▶ **How to complete this task**:
Among the lines of the material below, count those with the string "screenshot". Give the number alone.

----

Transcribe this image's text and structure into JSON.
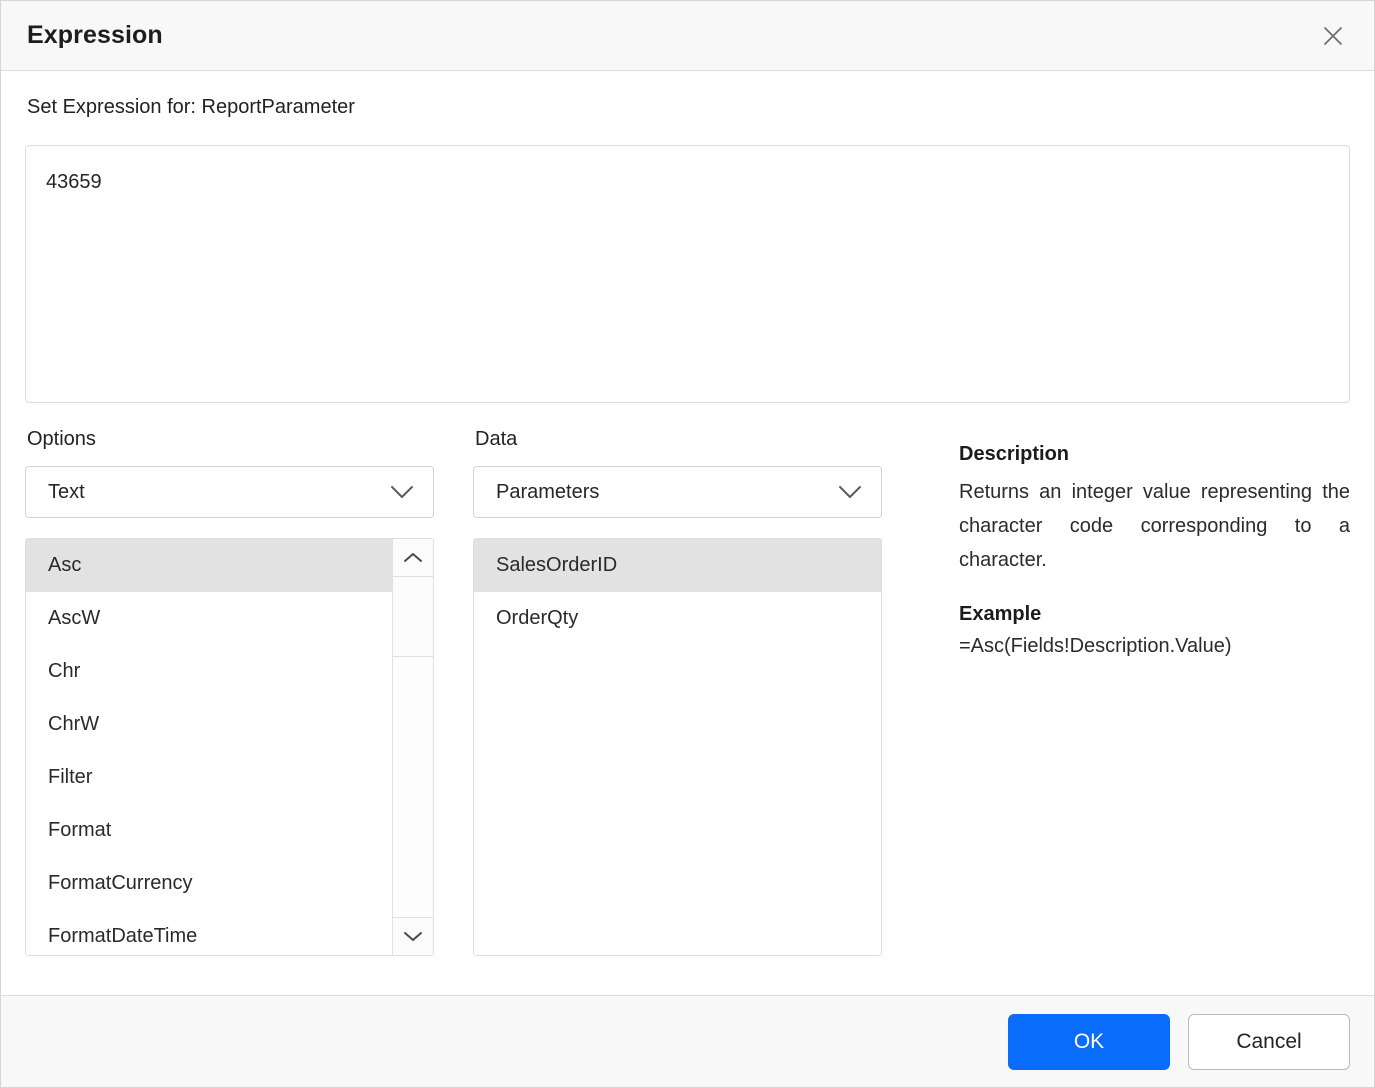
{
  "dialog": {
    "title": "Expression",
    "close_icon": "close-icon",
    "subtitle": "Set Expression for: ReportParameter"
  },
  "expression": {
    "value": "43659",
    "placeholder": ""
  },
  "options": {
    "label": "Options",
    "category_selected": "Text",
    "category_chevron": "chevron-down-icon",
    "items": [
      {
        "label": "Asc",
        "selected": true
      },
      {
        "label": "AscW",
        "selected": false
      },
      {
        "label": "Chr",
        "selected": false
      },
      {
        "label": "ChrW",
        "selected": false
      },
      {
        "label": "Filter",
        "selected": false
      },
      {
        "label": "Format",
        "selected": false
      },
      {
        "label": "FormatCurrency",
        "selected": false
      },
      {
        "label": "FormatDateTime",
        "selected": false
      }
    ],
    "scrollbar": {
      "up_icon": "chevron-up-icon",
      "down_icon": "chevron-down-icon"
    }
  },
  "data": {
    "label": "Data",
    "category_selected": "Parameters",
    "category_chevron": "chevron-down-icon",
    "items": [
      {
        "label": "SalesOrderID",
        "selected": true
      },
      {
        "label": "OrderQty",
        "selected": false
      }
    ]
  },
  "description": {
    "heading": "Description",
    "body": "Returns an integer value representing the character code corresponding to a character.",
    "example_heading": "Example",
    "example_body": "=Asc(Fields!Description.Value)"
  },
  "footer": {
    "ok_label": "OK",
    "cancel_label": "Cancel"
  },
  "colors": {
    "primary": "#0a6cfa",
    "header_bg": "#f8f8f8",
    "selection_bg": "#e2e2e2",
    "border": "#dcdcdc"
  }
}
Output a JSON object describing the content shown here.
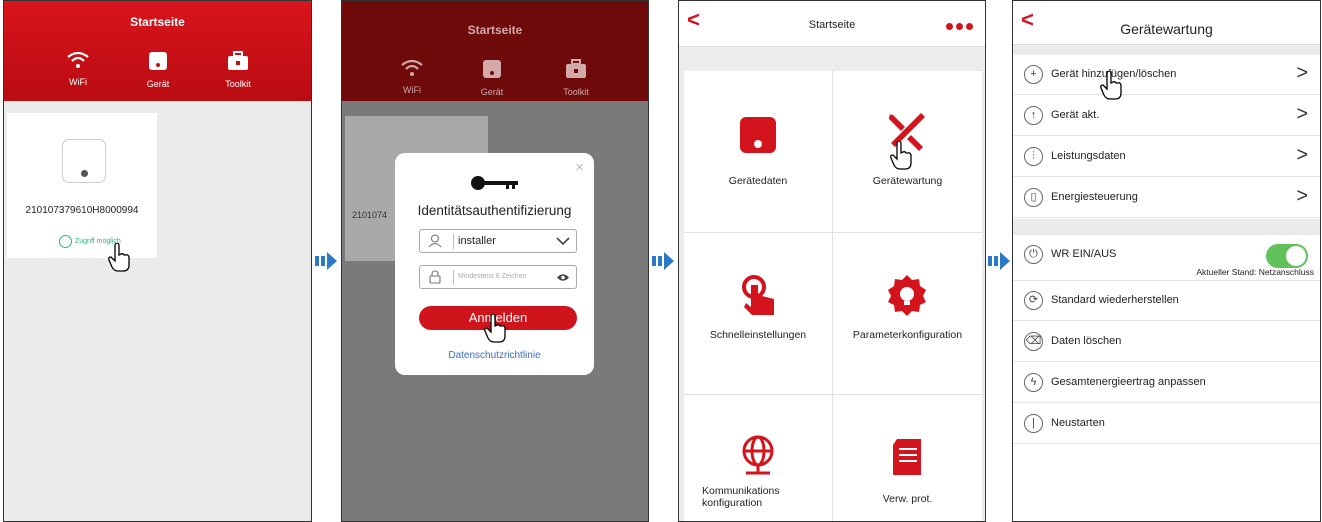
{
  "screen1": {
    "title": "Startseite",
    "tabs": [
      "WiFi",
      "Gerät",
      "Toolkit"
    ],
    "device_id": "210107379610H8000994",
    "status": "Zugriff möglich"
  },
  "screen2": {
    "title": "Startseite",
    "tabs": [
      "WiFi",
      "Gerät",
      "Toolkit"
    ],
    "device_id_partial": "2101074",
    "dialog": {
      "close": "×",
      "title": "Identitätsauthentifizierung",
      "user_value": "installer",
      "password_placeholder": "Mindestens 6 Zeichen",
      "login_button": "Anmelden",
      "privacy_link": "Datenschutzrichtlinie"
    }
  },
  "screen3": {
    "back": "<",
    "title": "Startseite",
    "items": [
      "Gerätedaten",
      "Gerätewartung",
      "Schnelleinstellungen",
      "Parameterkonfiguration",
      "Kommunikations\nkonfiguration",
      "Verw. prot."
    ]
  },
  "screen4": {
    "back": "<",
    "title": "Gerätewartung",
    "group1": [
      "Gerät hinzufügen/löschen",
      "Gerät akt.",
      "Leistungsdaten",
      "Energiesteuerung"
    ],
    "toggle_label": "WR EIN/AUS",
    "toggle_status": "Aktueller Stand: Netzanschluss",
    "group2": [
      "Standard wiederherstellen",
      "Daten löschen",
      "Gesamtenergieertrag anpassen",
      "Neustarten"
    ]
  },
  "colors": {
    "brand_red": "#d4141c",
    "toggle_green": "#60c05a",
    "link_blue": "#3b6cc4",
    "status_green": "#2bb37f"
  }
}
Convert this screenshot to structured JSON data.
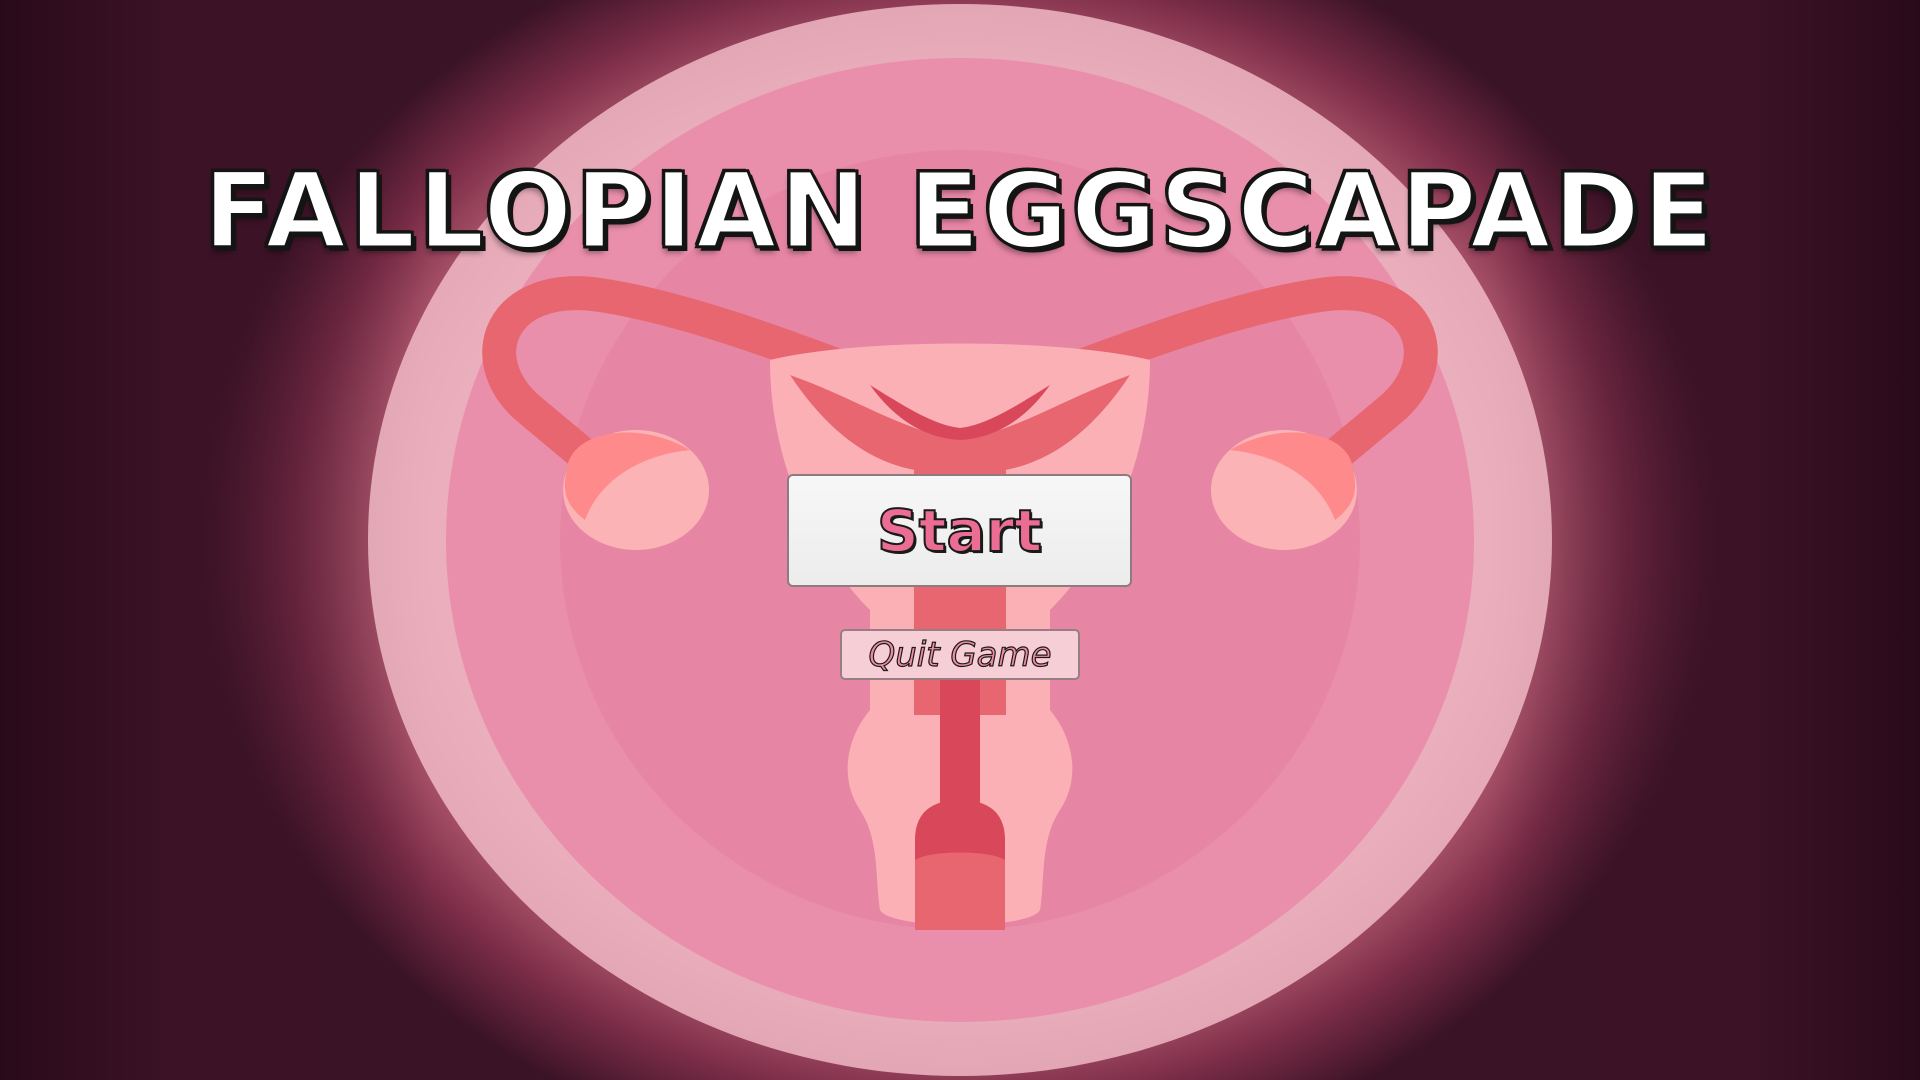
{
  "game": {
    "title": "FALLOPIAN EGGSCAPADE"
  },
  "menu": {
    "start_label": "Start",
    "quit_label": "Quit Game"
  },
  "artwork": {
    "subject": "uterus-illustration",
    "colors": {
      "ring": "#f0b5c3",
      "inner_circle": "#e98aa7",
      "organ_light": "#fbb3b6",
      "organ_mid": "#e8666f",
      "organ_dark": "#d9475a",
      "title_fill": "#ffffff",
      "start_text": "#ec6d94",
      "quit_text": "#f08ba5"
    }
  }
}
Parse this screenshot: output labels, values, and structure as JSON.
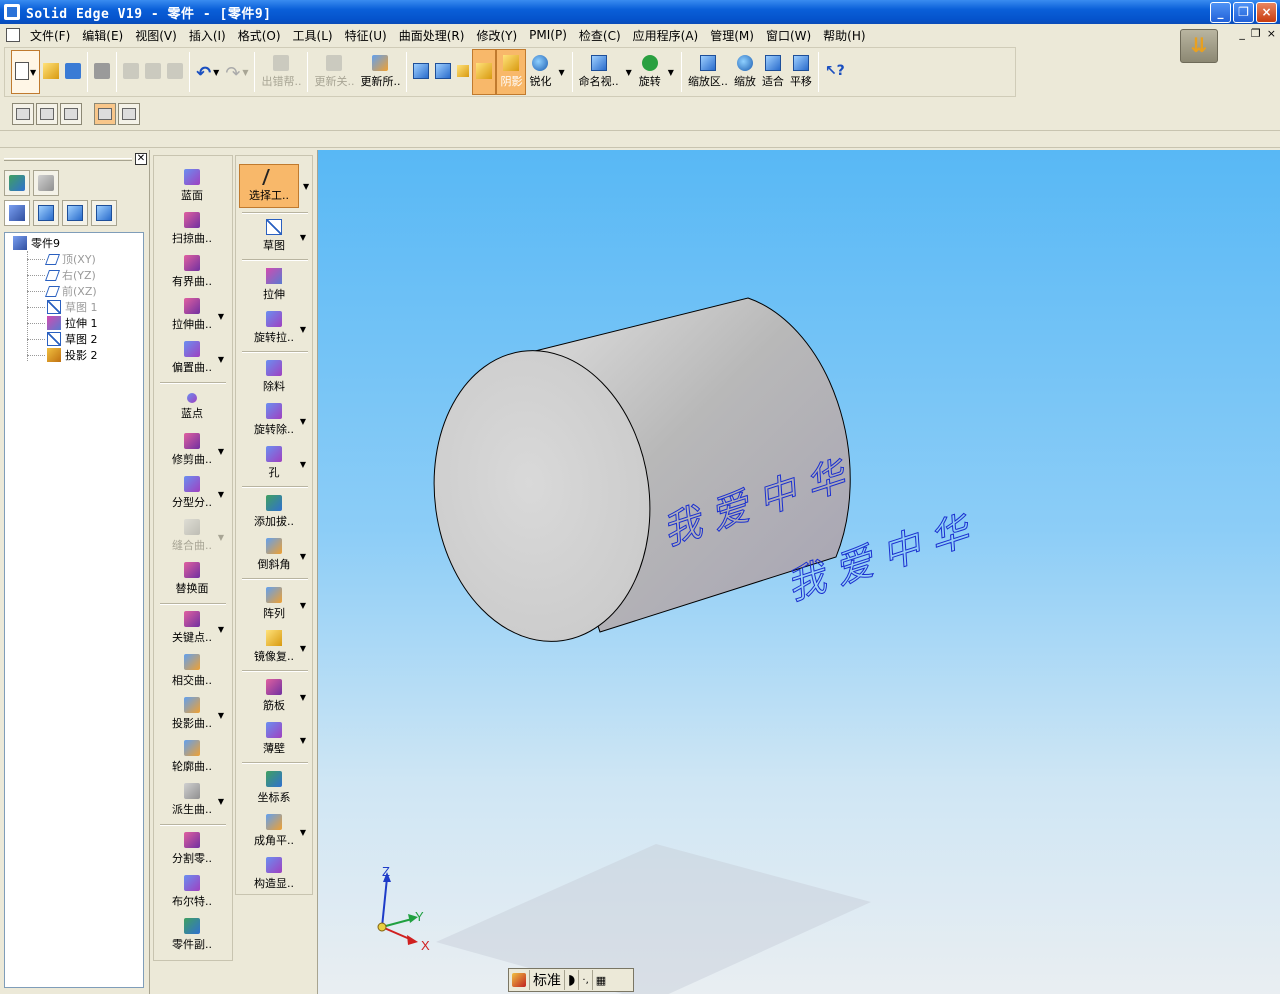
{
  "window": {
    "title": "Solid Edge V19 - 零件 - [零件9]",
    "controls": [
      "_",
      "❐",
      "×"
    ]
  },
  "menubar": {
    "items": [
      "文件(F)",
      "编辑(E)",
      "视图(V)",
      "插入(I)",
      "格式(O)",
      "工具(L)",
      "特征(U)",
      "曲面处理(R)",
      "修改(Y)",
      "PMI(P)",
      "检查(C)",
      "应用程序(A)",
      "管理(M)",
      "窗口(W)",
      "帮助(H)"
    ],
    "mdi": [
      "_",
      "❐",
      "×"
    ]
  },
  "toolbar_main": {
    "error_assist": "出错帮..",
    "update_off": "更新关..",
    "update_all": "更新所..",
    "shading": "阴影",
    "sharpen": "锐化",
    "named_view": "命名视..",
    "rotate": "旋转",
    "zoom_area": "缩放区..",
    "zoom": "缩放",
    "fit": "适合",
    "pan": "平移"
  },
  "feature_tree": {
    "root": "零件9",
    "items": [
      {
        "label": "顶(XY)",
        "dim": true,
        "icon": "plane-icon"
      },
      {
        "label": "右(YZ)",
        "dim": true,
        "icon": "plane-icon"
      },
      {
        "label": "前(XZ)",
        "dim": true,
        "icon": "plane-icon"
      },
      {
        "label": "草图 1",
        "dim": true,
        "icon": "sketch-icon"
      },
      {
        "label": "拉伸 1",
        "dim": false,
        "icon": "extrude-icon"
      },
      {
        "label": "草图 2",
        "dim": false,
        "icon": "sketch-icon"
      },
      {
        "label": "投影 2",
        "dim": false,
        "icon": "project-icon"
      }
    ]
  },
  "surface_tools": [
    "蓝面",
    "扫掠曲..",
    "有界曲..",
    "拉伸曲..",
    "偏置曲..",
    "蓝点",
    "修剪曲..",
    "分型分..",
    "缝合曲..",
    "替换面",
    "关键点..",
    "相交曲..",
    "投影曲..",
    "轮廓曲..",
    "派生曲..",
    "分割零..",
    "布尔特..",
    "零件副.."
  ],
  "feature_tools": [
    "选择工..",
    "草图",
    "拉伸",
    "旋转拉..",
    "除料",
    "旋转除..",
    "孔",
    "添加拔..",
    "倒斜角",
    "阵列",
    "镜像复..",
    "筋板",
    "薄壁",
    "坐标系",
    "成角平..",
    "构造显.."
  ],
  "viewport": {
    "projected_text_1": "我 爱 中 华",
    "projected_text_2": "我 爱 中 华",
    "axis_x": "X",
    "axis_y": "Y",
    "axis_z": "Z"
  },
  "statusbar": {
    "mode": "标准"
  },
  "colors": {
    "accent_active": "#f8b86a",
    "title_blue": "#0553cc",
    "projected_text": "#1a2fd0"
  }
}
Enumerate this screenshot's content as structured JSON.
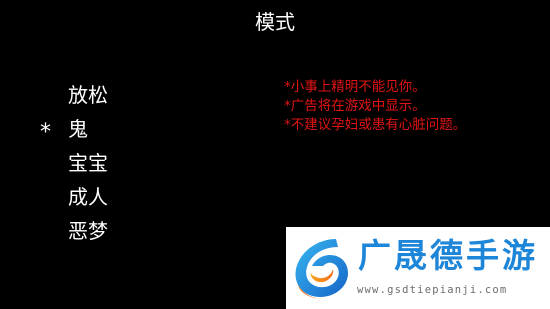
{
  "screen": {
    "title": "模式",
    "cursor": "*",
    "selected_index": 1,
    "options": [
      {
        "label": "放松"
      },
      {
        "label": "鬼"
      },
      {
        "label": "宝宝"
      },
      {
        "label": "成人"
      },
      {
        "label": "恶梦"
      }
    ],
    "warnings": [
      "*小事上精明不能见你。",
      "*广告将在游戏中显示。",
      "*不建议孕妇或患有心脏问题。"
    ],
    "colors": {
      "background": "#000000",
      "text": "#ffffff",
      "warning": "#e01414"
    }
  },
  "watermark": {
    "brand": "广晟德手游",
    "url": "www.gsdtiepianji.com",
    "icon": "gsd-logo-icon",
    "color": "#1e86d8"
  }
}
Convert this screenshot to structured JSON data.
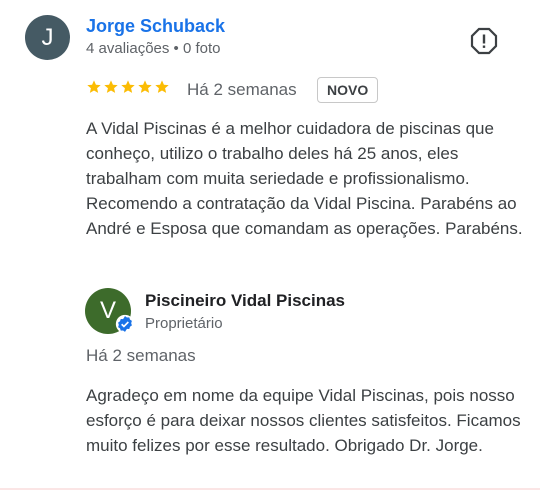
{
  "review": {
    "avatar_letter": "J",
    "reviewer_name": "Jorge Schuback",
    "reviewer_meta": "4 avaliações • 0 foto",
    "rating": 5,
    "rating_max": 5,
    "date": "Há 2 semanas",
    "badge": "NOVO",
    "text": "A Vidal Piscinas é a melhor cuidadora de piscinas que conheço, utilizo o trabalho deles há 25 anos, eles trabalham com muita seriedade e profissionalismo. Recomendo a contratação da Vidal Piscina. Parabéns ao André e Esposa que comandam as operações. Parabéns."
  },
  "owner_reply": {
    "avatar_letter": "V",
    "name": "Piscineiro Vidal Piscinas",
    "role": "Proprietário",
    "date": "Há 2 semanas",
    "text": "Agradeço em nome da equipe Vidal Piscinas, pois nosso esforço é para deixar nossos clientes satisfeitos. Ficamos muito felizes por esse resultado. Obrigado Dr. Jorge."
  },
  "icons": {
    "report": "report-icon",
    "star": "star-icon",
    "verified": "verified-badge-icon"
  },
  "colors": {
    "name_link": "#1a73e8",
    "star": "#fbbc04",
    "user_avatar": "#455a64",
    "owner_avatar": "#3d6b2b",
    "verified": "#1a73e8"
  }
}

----

▶ **Solution**:
4